▶ Required action:
All of the data that appears below is to be given again precisely as written.

Component data from apps and pages:
◇ ◇ ◇

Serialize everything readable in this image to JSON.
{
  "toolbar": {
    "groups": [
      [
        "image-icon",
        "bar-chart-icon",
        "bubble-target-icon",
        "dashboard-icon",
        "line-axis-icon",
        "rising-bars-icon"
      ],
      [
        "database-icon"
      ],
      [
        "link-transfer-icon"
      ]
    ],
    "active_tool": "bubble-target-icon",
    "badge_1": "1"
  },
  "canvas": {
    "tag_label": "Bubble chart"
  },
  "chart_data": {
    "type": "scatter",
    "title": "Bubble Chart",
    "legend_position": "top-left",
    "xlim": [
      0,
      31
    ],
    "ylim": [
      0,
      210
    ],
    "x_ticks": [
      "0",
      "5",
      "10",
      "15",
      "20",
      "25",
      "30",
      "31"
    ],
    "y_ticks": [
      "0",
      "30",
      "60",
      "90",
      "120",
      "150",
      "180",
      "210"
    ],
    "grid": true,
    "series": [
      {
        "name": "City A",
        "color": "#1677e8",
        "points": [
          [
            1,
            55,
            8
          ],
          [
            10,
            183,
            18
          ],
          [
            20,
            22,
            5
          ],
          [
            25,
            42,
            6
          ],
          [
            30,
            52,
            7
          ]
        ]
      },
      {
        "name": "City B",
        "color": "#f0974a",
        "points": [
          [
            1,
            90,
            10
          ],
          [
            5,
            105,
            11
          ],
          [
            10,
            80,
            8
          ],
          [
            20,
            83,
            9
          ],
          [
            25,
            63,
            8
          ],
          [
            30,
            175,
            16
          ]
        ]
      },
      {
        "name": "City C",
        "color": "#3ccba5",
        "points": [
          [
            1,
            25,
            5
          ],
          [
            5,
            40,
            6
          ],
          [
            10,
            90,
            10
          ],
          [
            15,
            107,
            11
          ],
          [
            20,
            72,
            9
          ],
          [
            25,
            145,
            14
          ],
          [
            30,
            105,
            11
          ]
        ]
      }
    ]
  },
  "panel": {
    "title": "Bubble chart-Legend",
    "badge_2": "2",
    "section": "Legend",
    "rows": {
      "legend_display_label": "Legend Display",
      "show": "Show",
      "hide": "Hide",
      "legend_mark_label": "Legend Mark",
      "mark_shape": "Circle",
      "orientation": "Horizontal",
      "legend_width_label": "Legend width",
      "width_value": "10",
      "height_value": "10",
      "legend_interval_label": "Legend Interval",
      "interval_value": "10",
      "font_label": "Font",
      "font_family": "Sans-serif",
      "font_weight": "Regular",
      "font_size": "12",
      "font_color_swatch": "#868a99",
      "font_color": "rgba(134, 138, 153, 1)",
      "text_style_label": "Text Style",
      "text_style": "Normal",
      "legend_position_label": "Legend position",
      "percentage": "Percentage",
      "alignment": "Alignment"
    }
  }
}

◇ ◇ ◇

▶ Response below:
Serialize everything readable in this image to JSON.
{
  "toolbar": {
    "groups": [
      [
        "image-icon",
        "bar-chart-icon",
        "bubble-target-icon",
        "dashboard-icon",
        "line-axis-icon",
        "rising-bars-icon"
      ],
      [
        "database-icon"
      ],
      [
        "link-transfer-icon"
      ]
    ],
    "active_tool": "bubble-target-icon",
    "badge_1": "1"
  },
  "canvas": {
    "tag_label": "Bubble chart"
  },
  "chart_data": {
    "type": "scatter",
    "title": "Bubble Chart",
    "legend_position": "top-left",
    "xlim": [
      0,
      31
    ],
    "ylim": [
      0,
      210
    ],
    "x_ticks": [
      "0",
      "5",
      "10",
      "15",
      "20",
      "25",
      "30",
      "31"
    ],
    "y_ticks": [
      "0",
      "30",
      "60",
      "90",
      "120",
      "150",
      "180",
      "210"
    ],
    "grid": true,
    "series": [
      {
        "name": "City A",
        "color": "#1677e8",
        "points": [
          [
            1,
            55,
            8
          ],
          [
            10,
            183,
            18
          ],
          [
            20,
            22,
            5
          ],
          [
            25,
            42,
            6
          ],
          [
            30,
            52,
            7
          ]
        ]
      },
      {
        "name": "City B",
        "color": "#f0974a",
        "points": [
          [
            1,
            90,
            10
          ],
          [
            5,
            105,
            11
          ],
          [
            10,
            80,
            8
          ],
          [
            20,
            83,
            9
          ],
          [
            25,
            63,
            8
          ],
          [
            30,
            175,
            16
          ]
        ]
      },
      {
        "name": "City C",
        "color": "#3ccba5",
        "points": [
          [
            1,
            25,
            5
          ],
          [
            5,
            40,
            6
          ],
          [
            10,
            90,
            10
          ],
          [
            15,
            107,
            11
          ],
          [
            20,
            72,
            9
          ],
          [
            25,
            145,
            14
          ],
          [
            30,
            105,
            11
          ]
        ]
      }
    ]
  },
  "panel": {
    "title": "Bubble chart-Legend",
    "badge_2": "2",
    "section": "Legend",
    "rows": {
      "legend_display_label": "Legend Display",
      "show": "Show",
      "hide": "Hide",
      "legend_mark_label": "Legend Mark",
      "mark_shape": "Circle",
      "orientation": "Horizontal",
      "legend_width_label": "Legend width",
      "width_value": "10",
      "height_value": "10",
      "legend_interval_label": "Legend Interval",
      "interval_value": "10",
      "font_label": "Font",
      "font_family": "Sans-serif",
      "font_weight": "Regular",
      "font_size": "12",
      "font_color_swatch": "#868a99",
      "font_color": "rgba(134, 138, 153, 1)",
      "text_style_label": "Text Style",
      "text_style": "Normal",
      "legend_position_label": "Legend position",
      "percentage": "Percentage",
      "alignment": "Alignment"
    }
  }
}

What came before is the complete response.